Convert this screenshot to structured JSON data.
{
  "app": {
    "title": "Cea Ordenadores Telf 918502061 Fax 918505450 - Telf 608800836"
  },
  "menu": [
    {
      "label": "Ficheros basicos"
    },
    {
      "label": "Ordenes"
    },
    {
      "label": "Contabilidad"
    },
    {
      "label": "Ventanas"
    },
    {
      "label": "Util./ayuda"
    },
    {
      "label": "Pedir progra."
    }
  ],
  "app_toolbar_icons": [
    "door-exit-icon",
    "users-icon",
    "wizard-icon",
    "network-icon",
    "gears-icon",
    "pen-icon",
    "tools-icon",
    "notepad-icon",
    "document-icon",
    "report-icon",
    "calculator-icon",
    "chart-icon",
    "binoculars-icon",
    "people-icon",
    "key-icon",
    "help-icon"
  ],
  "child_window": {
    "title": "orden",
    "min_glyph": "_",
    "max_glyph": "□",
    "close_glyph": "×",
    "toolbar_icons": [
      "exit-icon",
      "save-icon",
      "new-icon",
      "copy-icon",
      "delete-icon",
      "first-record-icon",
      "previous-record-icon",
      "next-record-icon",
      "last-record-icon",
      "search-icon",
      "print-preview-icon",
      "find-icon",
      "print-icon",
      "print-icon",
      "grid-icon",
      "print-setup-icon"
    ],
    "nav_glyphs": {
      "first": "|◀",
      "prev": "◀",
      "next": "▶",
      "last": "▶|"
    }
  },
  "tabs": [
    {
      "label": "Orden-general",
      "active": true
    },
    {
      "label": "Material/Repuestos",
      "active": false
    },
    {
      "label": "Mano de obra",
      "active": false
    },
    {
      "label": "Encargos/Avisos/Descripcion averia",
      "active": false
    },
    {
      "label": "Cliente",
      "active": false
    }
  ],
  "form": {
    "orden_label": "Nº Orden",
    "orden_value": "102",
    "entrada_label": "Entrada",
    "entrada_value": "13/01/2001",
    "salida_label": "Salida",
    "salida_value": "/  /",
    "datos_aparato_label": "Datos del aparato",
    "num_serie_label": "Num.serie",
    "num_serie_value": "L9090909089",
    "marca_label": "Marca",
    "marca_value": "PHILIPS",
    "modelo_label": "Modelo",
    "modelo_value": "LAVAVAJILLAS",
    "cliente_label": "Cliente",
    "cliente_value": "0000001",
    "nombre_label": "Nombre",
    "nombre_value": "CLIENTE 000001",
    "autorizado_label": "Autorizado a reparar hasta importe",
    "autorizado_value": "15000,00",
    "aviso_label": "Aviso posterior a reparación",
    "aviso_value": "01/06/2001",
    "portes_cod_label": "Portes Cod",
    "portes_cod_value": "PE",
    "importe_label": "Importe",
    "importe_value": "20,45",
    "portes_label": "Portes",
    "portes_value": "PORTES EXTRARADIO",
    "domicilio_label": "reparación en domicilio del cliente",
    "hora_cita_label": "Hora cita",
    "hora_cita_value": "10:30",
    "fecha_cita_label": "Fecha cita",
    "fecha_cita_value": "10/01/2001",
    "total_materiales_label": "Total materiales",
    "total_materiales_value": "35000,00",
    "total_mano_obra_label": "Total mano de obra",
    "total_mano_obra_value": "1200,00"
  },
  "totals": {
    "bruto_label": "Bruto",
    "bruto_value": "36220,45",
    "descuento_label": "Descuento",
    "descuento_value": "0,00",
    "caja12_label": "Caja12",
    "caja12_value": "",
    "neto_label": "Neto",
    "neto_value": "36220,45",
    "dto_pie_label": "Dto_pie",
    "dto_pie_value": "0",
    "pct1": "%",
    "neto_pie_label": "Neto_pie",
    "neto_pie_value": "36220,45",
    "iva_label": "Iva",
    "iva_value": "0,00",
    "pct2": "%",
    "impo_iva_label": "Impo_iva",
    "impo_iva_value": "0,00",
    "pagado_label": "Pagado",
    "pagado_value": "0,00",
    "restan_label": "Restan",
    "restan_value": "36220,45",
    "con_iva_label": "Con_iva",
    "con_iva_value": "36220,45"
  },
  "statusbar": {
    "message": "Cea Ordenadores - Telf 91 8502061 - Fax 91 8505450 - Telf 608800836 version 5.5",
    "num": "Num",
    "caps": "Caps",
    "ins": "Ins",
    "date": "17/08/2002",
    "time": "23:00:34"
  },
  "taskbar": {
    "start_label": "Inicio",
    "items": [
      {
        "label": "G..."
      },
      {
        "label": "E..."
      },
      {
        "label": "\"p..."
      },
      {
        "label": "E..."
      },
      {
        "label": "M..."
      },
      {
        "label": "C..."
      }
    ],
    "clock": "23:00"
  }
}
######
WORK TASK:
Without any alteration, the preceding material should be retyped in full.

WRITTEN ANSWER:
Convert this screenshot to structured JSON data.
{
  "app": {
    "title": "Cea Ordenadores Telf 918502061 Fax 918505450 - Telf 608800836"
  },
  "menu": [
    {
      "label": "Ficheros basicos"
    },
    {
      "label": "Ordenes"
    },
    {
      "label": "Contabilidad"
    },
    {
      "label": "Ventanas"
    },
    {
      "label": "Util./ayuda"
    },
    {
      "label": "Pedir progra."
    }
  ],
  "app_toolbar_icons": [
    "door-exit-icon",
    "users-icon",
    "wizard-icon",
    "network-icon",
    "gears-icon",
    "pen-icon",
    "tools-icon",
    "notepad-icon",
    "document-icon",
    "report-icon",
    "calculator-icon",
    "chart-icon",
    "binoculars-icon",
    "people-icon",
    "key-icon",
    "help-icon"
  ],
  "child_window": {
    "title": "orden",
    "min_glyph": "_",
    "max_glyph": "□",
    "close_glyph": "×",
    "toolbar_icons": [
      "exit-icon",
      "save-icon",
      "new-icon",
      "copy-icon",
      "delete-icon",
      "first-record-icon",
      "previous-record-icon",
      "next-record-icon",
      "last-record-icon",
      "search-icon",
      "print-preview-icon",
      "find-icon",
      "print-icon",
      "print-icon",
      "grid-icon",
      "print-setup-icon"
    ],
    "nav_glyphs": {
      "first": "|◀",
      "prev": "◀",
      "next": "▶",
      "last": "▶|"
    }
  },
  "tabs": [
    {
      "label": "Orden-general",
      "active": true
    },
    {
      "label": "Material/Repuestos",
      "active": false
    },
    {
      "label": "Mano de obra",
      "active": false
    },
    {
      "label": "Encargos/Avisos/Descripcion averia",
      "active": false
    },
    {
      "label": "Cliente",
      "active": false
    }
  ],
  "form": {
    "orden_label": "Nº Orden",
    "orden_value": "102",
    "entrada_label": "Entrada",
    "entrada_value": "13/01/2001",
    "salida_label": "Salida",
    "salida_value": "/  /",
    "datos_aparato_label": "Datos del aparato",
    "num_serie_label": "Num.serie",
    "num_serie_value": "L9090909089",
    "marca_label": "Marca",
    "marca_value": "PHILIPS",
    "modelo_label": "Modelo",
    "modelo_value": "LAVAVAJILLAS",
    "cliente_label": "Cliente",
    "cliente_value": "0000001",
    "nombre_label": "Nombre",
    "nombre_value": "CLIENTE 000001",
    "autorizado_label": "Autorizado a reparar hasta importe",
    "autorizado_value": "15000,00",
    "aviso_label": "Aviso posterior a reparación",
    "aviso_value": "01/06/2001",
    "portes_cod_label": "Portes Cod",
    "portes_cod_value": "PE",
    "importe_label": "Importe",
    "importe_value": "20,45",
    "portes_label": "Portes",
    "portes_value": "PORTES EXTRARADIO",
    "domicilio_label": "reparación en domicilio del cliente",
    "hora_cita_label": "Hora cita",
    "hora_cita_value": "10:30",
    "fecha_cita_label": "Fecha cita",
    "fecha_cita_value": "10/01/2001",
    "total_materiales_label": "Total materiales",
    "total_materiales_value": "35000,00",
    "total_mano_obra_label": "Total mano de obra",
    "total_mano_obra_value": "1200,00"
  },
  "totals": {
    "bruto_label": "Bruto",
    "bruto_value": "36220,45",
    "descuento_label": "Descuento",
    "descuento_value": "0,00",
    "caja12_label": "Caja12",
    "caja12_value": "",
    "neto_label": "Neto",
    "neto_value": "36220,45",
    "dto_pie_label": "Dto_pie",
    "dto_pie_value": "0",
    "pct1": "%",
    "neto_pie_label": "Neto_pie",
    "neto_pie_value": "36220,45",
    "iva_label": "Iva",
    "iva_value": "0,00",
    "pct2": "%",
    "impo_iva_label": "Impo_iva",
    "impo_iva_value": "0,00",
    "pagado_label": "Pagado",
    "pagado_value": "0,00",
    "restan_label": "Restan",
    "restan_value": "36220,45",
    "con_iva_label": "Con_iva",
    "con_iva_value": "36220,45"
  },
  "statusbar": {
    "message": "Cea Ordenadores - Telf 91 8502061 - Fax 91 8505450 - Telf 608800836 version 5.5",
    "num": "Num",
    "caps": "Caps",
    "ins": "Ins",
    "date": "17/08/2002",
    "time": "23:00:34"
  },
  "taskbar": {
    "start_label": "Inicio",
    "items": [
      {
        "label": "G..."
      },
      {
        "label": "E..."
      },
      {
        "label": "\"p..."
      },
      {
        "label": "E..."
      },
      {
        "label": "M..."
      },
      {
        "label": "C..."
      }
    ],
    "clock": "23:00"
  }
}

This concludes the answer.